• Brief: Each line that contains the string "value" counts once; report how many such lines appear in the data, as a number only.

• Information shown:
○ ○ ○ ○ ○

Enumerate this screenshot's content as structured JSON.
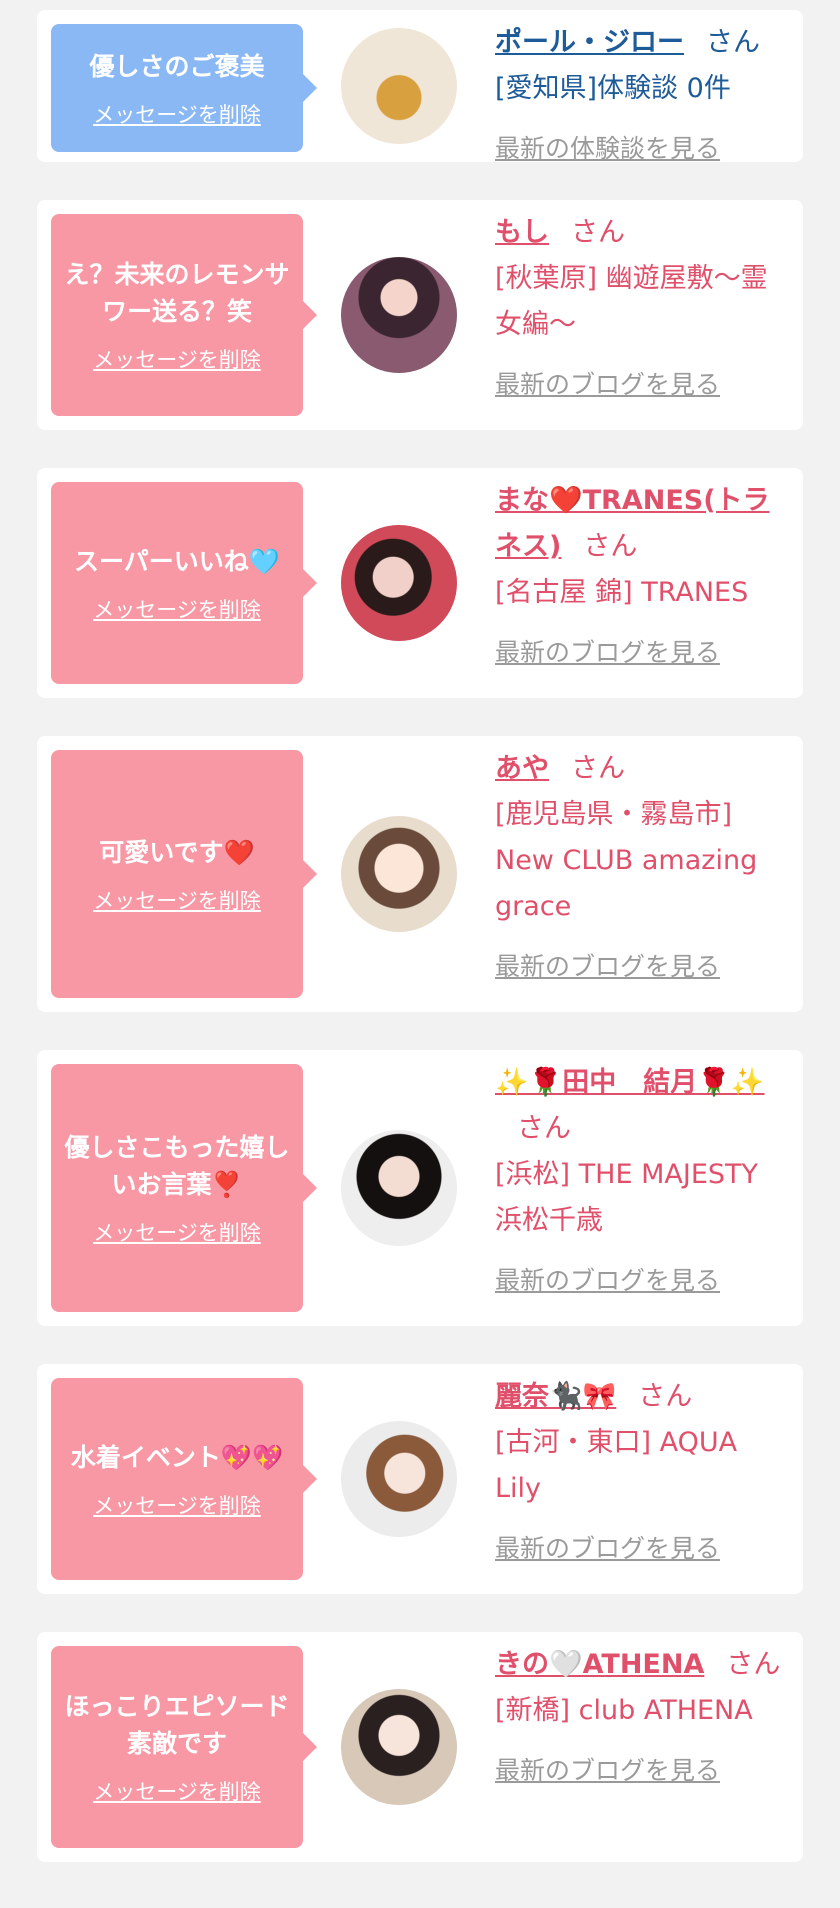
{
  "cards": [
    {
      "message": "優しさのご褒美",
      "delete_label": "メッセージを削除",
      "name": "ポール・ジロー",
      "honorific": "さん",
      "detail": "[愛知県]体験談 0件",
      "latest_label": "最新の体験談を見る",
      "avatar": "bottle-avatar",
      "color": "#8ab8f5"
    },
    {
      "message": "え？未来のレモンサワー送る？笑",
      "delete_label": "メッセージを削除",
      "name": "もし",
      "honorific": "さん",
      "detail": "[秋葉原] 幽遊屋敷〜霊女編〜",
      "latest_label": "最新のブログを見る",
      "avatar": "girl-avatar",
      "color": "#f898a4"
    },
    {
      "message": "スーパーいいね🩵",
      "delete_label": "メッセージを削除",
      "name": "まな❤️TRANES(トラネス)",
      "honorific": "さん",
      "detail": "[名古屋 錦] TRANES",
      "latest_label": "最新のブログを見る",
      "avatar": "girl-avatar",
      "color": "#f898a4"
    },
    {
      "message": "可愛いです❤️",
      "delete_label": "メッセージを削除",
      "name": "あや",
      "honorific": "さん",
      "detail": "[鹿児島県・霧島市] New CLUB amazing grace",
      "latest_label": "最新のブログを見る",
      "avatar": "illustration-avatar",
      "color": "#f898a4"
    },
    {
      "message": "優しさこもった嬉しいお言葉❣️",
      "delete_label": "メッセージを削除",
      "name": "✨🌹田中　結月🌹✨",
      "honorific": "さん",
      "detail": "[浜松] THE MAJESTY 浜松千歳",
      "latest_label": "最新のブログを見る",
      "avatar": "girl-avatar",
      "color": "#f898a4"
    },
    {
      "message": "水着イベント💖💖",
      "delete_label": "メッセージを削除",
      "name": "麗奈🐈‍⬛🎀",
      "honorific": "さん",
      "detail": "[古河・東口] AQUA Lily",
      "latest_label": "最新のブログを見る",
      "avatar": "girl-avatar",
      "color": "#f898a4"
    },
    {
      "message": "ほっこりエピソード素敵です",
      "delete_label": "メッセージを削除",
      "name": "きの🤍ATHENA",
      "honorific": "さん",
      "detail": "[新橋] club ATHENA",
      "latest_label": "最新のブログを見る",
      "avatar": "girl-avatar",
      "color": "#f898a4"
    }
  ]
}
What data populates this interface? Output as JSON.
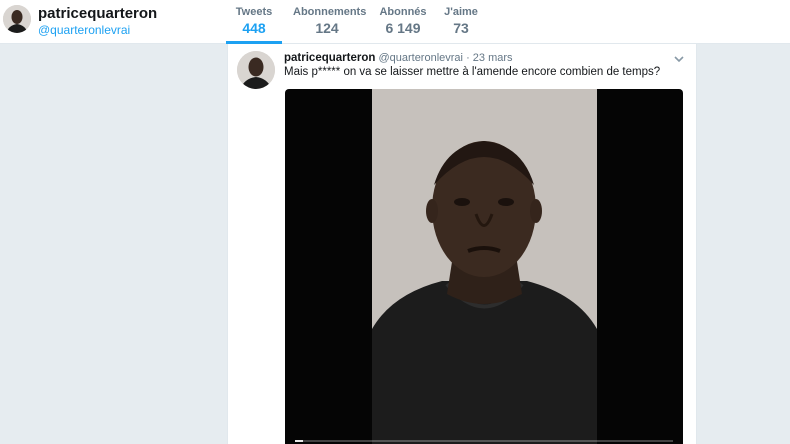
{
  "profile": {
    "name": "patricequarteron",
    "handle": "@quarteronlevrai"
  },
  "stats": [
    {
      "label": "Tweets",
      "value": "448",
      "active": true
    },
    {
      "label": "Abonnements",
      "value": "124",
      "active": false
    },
    {
      "label": "Abonnés",
      "value": "6 149",
      "active": false
    },
    {
      "label": "J'aime",
      "value": "73",
      "active": false
    }
  ],
  "tweet": {
    "name": "patricequarteron",
    "handle": "@quarteronlevrai",
    "separator": "·",
    "date": "23 mars",
    "text": "Mais p***** on va se laisser mettre à l'amende encore combien de temps?",
    "video": {
      "progress": 0.02
    }
  },
  "colors": {
    "accent": "#1da1f2",
    "background": "#e6ecf0",
    "muted": "#657786",
    "text": "#14171a"
  },
  "icons": {
    "caret": "chevron-down-icon"
  }
}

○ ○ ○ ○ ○

• Answer to this exercise: 4